Issue 20.1: February/March 2017
Native Intelligence: O‘ahu

Natural Scent

Story by Noel Nicholas. Photos by Kyle Rothenborg.

They say motherhood changes you—but they don’t always say how. Shortly after her second child was born, Mele Kalama-Kingma noticed that her scent had changed. Friends assured her this was common among women who’ve recently had a child, but Kalama-Kingma wasn’t willing to wait for her old self to return. The health conscious Kalama-Kingma, who was working as a dietitian at the Waimānalo Health Center, didn’t want the aluminum and preservatives found in run-of-the-mill deodorants on her skin. So she took her aroma into her own hands and decided to create an all-natural alternative. While brainstorming the recipe, she had a memory of her late grandmother Kekauilani “Mama Lani” Kalama lovingly bathing and powdering her as a child. Today, four years later, Kalama-Kingma produces a line of certified organic powder deodorants and body products named Mamalani.

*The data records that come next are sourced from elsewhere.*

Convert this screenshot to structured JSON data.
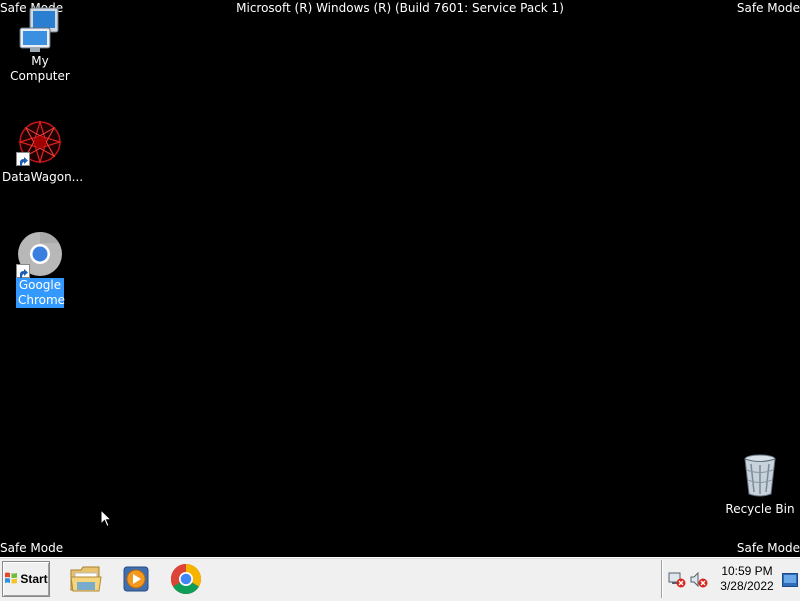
{
  "desktop": {
    "safe_mode_label": "Safe Mode",
    "build_banner": "Microsoft (R) Windows (R) (Build 7601: Service Pack 1)",
    "background_color": "#000000",
    "icons": [
      {
        "label": "My Computer",
        "icon": "computer-icon"
      },
      {
        "label": "DataWagon...",
        "icon": "datawagon-icon"
      },
      {
        "label": "Google Chrome",
        "icon": "chrome-icon",
        "selected": true
      },
      {
        "label": "Recycle Bin",
        "icon": "recycle-bin-icon"
      }
    ]
  },
  "taskbar": {
    "start_label": "Start",
    "pinned": [
      {
        "icon": "windows-explorer-icon"
      },
      {
        "icon": "media-player-icon"
      },
      {
        "icon": "chrome-icon"
      }
    ],
    "tray": {
      "network_icon": "network-disconnected-icon",
      "volume_icon": "volume-muted-icon",
      "time": "10:59 PM",
      "date": "3/28/2022"
    }
  },
  "colors": {
    "selection": "#3399ff",
    "taskbar": "#f0f0f0"
  }
}
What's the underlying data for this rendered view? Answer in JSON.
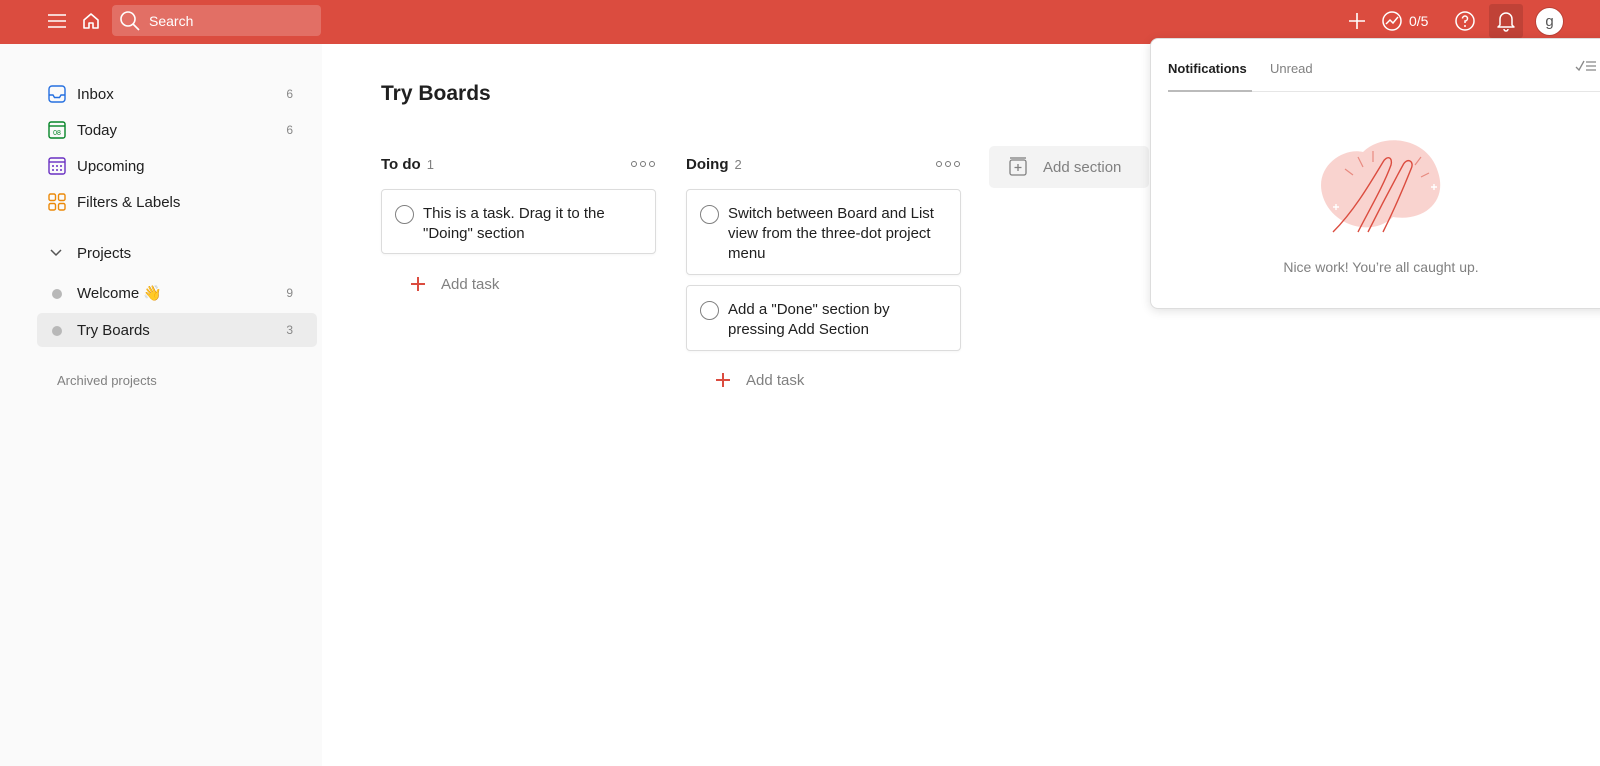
{
  "topbar": {
    "search_placeholder": "Search",
    "karma": "0/5",
    "avatar_initial": "g",
    "accent": "#db4c3f"
  },
  "sidebar": {
    "items": [
      {
        "label": "Inbox",
        "count": "6",
        "icon": "inbox-icon",
        "color": "#246fe0"
      },
      {
        "label": "Today",
        "count": "6",
        "icon": "calendar-today-icon",
        "color": "#058527",
        "day": "08"
      },
      {
        "label": "Upcoming",
        "count": "",
        "icon": "calendar-upcoming-icon",
        "color": "#692fc2"
      },
      {
        "label": "Filters & Labels",
        "count": "",
        "icon": "filters-icon",
        "color": "#eb8909"
      }
    ],
    "projects_label": "Projects",
    "projects": [
      {
        "label": "Welcome 👋",
        "count": "9"
      },
      {
        "label": "Try Boards",
        "count": "3"
      }
    ],
    "archived_label": "Archived projects"
  },
  "main": {
    "title": "Try Boards",
    "columns": [
      {
        "name": "To do",
        "count": "1",
        "tasks": [
          "This is a task. Drag it to the \"Doing\" section"
        ],
        "add_task": "Add task"
      },
      {
        "name": "Doing",
        "count": "2",
        "tasks": [
          "Switch between Board and List view from the three-dot project menu",
          "Add a \"Done\" section by pressing Add Section"
        ],
        "add_task": "Add task"
      }
    ],
    "add_section": "Add section"
  },
  "notifications": {
    "tabs": [
      "Notifications",
      "Unread"
    ],
    "active_tab": "Notifications",
    "empty_message": "Nice work! You’re all caught up."
  }
}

Mama Lani’s portrait smiles down on the sunny workshop Kalama-Kingma built in her home in Kailua, O‘ahu, where she mixes, pours and packages all of her products by hand. Her signature body powders are a soft, silky blend of aluminum-free baking soda, organic pia (Polynesian arrowroot) powder and kaolin clay. She adds essential oils—patchouli, lemongrass, lavender and others—to produce five scents, each named for a traditional Hawaiian value. Lōkahi (unity) with its blend of lavender, clary sage and grapefruit essential oils, is the best seller. Kalama-Kingma recently expanded her product line to include a deodorant stick made with coconut oil and Mānoa valley beeswax, a sleeping aid powder made with Kailua-grown ‘awa root and chamomile, a roll-on perfume made with Ocean Vodka from Maui and a moisturizing body balm made with shea butter.

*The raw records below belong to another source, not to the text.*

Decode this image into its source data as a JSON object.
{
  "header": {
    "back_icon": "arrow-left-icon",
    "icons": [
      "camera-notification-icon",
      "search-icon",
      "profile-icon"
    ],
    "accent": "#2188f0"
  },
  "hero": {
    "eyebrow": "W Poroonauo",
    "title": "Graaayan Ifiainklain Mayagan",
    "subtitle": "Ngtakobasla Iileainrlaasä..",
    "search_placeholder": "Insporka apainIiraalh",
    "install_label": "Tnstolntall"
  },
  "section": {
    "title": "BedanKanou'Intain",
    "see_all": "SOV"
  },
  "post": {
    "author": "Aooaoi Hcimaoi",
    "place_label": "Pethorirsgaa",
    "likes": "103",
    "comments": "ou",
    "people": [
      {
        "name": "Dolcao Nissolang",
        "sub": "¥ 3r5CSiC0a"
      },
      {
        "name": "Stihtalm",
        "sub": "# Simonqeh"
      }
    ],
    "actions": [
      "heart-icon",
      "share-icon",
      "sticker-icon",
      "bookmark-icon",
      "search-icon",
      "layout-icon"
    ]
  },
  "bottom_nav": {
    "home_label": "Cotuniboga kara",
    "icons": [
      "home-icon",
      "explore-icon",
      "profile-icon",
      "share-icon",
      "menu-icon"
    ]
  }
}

Once Kalama-Kingma makes the product, her children, husband and parents are likely to pitch in, packaging and labeling together around the dining room table. The products make their way to retailers across the state, as well as boutiques and health food stores in Washington, California, New York, Japan and Germany. “Growth has come primarily through word of mouth and luckily at the perfect pace for us,” says Kalama-Kingma. “I love making the products by hand, working from home and balancing time with my family. I designed our labels to say ‘Handmade by Hawaiians’ and my hope is they always will be.”